Plaintiff also contends the RFC "would have been even more restrictive, if the limitations were based upon the opinions of Plaintiff's orthopedic surgeon Migueal Schmitz [M.D.] - See Tr 509..." (ECF No. 15 at 15). On October 20, 2011, Dr. Schmitz completed a form regarding Plaintiff's functional capacity and stated Plaintiff could seldom lift/carry twenty pounds, occasionally lift/carry ten pounds, frequently sit, seldom stand/walk, or bend/stoop, and never climb, twist, squat/kneel, crawl, operate foot controls, or vibratory tasks. The ALJ specifically considered Dr. Schmitz's opinion and accorded it little weight, due to its inconsistency with the totality of the evidence in the record and noting it was completed "only about five months after his [knee] surgery, and "thus this opinion would not support limitations for a twelve-month duration." (Tr. 34).

Plaintiff has not challenged the ALJ's evaluation of Dr. Schmitz's opinion or argued that the ALJ failed to apply the correct legal standards in weighing any of the medical evidence. Absent legal error or an obviously erroneous decision, the court will not remand the case simply in hopes that a new ALJ will view the same evidence in a different light. In determining Plaintiff's RFC, the ALJ analyzed numerous medical opinions of the record to resolve conflicts. The ALJ's findings are supported by the record and constitute a rational interpretation of the evidence.



1. Plaintiff's Motion For Summary Judgment (ECF No. 15) is DENIED;

2. Defendant's Motion For Summary Judgment (ECF No. 16) is GRANTED.

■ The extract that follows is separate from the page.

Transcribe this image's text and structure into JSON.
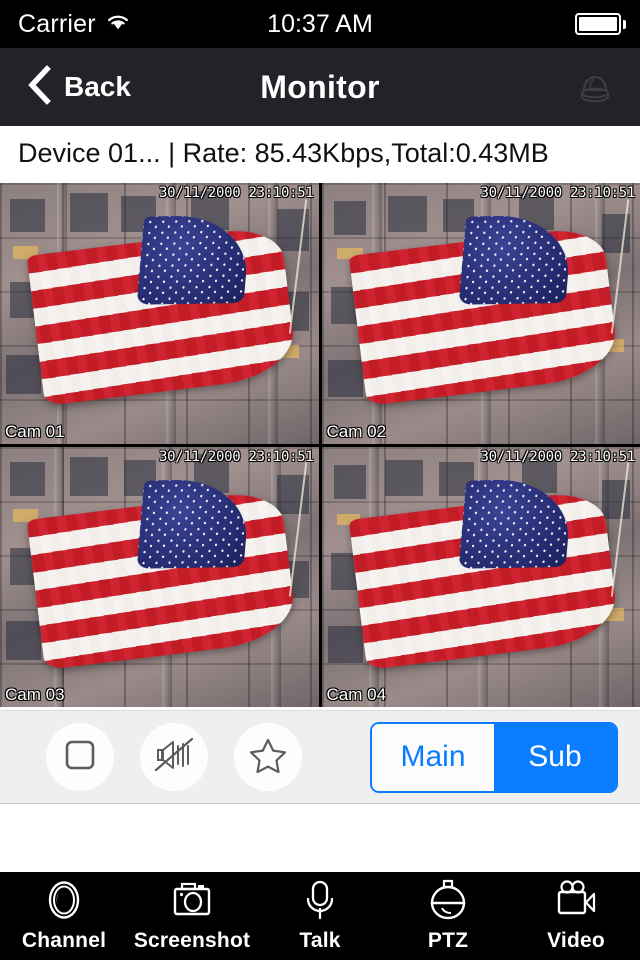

The Clerk of Court is directed to file this Order, enter judgment dismissing the Complaint and the claims therein with prejudice, provide copies to counsel, and CLOSE THE FILE.

Buy This Entire Record For $7.95

Official citation and/or docket number and footnotes (if any) for this case available with purchase.

Learn more about what you receive with purchase of this case.